Pregnancy and Lactation
No data are available for teclistamab-cqyv in pregnant women. However, because the agent is a humanized monoclonal antibody and IgG crosses the placenta, fetal exposure is expected, likely increasing as pregnancy progresses. Practitioners should verify pregnancy status prior to treatment initiation. Patients of childbearing potential should use contraception during therapy and for 5 months after the last dose.
Similarly, whether teclistamab-cqyv is present in breast milk is unknown. However, human IgG is present in breast milk, and it is expected teclistamab-cqyv would also be present in breast milk. Breastfeeding is not recommended during therapy and for 5 months after the last dose of teclistamab-cqyv.4
1. Yong K, Delforge M, Driessen C, et al. Multiple myeloma: patient outcomes in realworld practice.
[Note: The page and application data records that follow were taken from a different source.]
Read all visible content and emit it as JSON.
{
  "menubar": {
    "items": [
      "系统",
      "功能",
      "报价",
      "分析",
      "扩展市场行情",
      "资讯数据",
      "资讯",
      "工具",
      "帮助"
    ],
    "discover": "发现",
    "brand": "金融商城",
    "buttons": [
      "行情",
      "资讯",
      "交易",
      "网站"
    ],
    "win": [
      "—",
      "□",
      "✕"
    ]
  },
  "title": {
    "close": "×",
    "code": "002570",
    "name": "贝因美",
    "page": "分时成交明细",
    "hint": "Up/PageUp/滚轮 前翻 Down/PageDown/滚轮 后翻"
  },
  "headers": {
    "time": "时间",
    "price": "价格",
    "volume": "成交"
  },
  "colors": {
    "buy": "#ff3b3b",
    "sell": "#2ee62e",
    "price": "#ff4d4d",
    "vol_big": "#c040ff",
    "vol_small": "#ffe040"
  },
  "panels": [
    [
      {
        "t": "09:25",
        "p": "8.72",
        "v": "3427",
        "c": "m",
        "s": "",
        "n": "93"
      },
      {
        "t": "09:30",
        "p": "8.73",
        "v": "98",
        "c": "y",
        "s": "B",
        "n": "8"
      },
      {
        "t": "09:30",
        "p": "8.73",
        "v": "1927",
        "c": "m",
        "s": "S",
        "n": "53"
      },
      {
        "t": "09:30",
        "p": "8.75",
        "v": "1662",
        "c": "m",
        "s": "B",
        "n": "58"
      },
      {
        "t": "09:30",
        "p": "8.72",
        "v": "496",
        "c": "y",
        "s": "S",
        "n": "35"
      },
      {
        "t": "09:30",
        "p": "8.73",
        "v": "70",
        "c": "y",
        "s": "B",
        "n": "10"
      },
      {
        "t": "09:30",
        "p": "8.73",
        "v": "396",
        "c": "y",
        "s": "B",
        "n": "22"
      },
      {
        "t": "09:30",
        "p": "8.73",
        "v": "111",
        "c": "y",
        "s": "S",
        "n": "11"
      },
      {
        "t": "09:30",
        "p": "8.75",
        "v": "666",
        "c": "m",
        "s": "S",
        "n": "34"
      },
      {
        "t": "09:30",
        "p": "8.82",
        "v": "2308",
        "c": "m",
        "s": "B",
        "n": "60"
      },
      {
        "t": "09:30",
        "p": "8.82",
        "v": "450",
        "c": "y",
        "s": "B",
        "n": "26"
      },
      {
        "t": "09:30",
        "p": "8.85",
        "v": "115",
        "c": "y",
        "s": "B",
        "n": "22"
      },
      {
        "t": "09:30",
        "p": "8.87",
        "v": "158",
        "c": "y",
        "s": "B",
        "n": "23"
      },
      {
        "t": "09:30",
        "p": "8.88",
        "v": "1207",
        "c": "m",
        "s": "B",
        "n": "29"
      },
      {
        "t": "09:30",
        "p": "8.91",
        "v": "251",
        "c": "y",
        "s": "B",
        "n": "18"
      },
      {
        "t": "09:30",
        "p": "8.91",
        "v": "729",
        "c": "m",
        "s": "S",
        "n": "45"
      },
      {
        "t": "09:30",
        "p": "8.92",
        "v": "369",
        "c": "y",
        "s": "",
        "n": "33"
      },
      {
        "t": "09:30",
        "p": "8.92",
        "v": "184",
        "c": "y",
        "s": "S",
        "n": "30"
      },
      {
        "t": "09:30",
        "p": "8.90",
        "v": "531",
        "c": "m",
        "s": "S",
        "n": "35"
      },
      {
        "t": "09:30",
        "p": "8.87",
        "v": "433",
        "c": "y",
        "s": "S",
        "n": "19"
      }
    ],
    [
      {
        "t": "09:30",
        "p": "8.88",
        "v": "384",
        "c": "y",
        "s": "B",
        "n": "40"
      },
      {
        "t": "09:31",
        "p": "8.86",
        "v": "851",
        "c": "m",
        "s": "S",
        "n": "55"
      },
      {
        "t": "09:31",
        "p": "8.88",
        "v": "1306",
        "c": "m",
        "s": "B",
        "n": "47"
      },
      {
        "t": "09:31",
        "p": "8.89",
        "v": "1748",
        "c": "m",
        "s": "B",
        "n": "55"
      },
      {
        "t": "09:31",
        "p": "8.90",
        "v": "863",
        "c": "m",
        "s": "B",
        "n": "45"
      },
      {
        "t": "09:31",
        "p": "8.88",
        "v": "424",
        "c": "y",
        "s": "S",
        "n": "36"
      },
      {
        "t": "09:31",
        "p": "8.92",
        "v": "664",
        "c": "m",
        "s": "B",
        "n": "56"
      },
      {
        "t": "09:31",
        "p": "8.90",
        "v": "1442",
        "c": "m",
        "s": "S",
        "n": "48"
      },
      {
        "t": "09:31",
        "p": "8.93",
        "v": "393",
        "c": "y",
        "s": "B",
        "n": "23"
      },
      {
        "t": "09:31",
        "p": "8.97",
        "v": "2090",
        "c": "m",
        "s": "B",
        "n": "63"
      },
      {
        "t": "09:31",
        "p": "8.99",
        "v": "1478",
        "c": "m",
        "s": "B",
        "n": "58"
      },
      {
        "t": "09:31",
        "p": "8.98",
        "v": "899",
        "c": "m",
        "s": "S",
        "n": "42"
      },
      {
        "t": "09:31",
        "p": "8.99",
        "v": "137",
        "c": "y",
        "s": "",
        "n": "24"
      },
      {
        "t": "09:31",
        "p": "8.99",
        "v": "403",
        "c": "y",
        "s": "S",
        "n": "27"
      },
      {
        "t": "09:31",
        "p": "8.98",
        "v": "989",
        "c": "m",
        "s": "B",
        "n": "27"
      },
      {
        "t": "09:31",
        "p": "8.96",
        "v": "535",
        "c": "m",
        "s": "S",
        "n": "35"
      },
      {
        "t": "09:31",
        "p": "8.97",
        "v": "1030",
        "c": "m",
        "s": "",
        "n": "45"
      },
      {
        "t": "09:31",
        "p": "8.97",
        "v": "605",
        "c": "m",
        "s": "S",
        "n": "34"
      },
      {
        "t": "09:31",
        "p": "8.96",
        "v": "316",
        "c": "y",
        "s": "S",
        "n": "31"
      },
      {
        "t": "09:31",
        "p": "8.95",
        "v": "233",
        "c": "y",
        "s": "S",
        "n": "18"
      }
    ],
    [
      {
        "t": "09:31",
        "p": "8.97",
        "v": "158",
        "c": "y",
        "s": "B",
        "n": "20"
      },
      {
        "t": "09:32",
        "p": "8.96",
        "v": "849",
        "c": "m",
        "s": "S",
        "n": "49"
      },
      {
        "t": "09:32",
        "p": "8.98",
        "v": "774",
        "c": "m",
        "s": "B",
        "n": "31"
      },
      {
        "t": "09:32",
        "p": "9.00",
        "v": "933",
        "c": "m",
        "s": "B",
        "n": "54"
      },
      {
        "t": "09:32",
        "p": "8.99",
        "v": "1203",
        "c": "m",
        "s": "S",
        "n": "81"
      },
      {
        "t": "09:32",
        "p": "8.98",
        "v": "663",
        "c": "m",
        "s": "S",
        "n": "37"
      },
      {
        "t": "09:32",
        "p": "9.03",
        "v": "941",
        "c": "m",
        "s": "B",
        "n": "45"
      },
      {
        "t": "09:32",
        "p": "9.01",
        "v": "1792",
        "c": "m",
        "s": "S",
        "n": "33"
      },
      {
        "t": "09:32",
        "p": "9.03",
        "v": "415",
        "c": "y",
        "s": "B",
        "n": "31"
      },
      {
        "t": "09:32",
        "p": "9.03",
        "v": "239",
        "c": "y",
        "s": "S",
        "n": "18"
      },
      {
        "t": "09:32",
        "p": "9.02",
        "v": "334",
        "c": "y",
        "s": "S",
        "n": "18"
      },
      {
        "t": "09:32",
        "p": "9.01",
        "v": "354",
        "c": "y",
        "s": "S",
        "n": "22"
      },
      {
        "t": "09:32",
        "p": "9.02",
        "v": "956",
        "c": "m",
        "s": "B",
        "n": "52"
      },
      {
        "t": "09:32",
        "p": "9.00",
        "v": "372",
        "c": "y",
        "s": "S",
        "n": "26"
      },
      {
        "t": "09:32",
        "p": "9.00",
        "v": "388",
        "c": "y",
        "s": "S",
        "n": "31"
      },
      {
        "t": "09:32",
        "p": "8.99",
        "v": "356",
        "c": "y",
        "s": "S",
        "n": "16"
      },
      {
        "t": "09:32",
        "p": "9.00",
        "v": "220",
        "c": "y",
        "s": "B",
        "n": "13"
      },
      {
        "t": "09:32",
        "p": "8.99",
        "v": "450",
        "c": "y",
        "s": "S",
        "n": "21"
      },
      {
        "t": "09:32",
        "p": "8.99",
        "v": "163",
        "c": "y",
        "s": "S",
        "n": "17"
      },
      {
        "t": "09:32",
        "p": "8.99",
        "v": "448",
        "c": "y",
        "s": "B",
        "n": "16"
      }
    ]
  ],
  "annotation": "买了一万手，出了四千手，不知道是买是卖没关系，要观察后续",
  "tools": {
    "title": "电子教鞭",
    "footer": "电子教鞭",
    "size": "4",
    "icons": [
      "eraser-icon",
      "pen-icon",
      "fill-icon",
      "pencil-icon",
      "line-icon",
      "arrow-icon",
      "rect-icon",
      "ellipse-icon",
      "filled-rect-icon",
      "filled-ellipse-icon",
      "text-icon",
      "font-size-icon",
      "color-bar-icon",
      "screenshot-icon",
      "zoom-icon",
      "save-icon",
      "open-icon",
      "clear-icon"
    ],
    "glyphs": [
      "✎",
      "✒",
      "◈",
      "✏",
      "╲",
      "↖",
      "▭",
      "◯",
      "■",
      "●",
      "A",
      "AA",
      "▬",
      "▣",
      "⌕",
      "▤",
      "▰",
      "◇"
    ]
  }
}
Br J Haematol. 2016;175(2):252-264. doi:10.1111/bjh.14213
2. Kumar SK, Callander NS, Adekola K, et al. Multiple myeloma, version 3.2021, NCCN clinical practice guidelines in oncology. J Natl Compr Canc Netw. 2020;18(12):1685-1717. doi:10.6004/jnccn.2020.0057
3. Moreau P, Garfall AL, van de Donk NWCJ, et al. Teclistamab in relapsed or refractory multiple myeloma. N Engl J Med. 2022;387(6):495-505. doi:10.1056/NEJMoa2203478
4. Teclistamab-cqyv. Package insert. Janssen Biotech Inc; 2022. Accessed January 16, 2023. www.accessdata.fda.gov/drugsatfda_docs/label/2022/761291s000lbl.pdf
About the Author
Emily Viehl, PharmD, BCOP, is a clinical oncology pharmacist at Smilow Cancer Hospital and Yale New Haven Health System in Connecticut.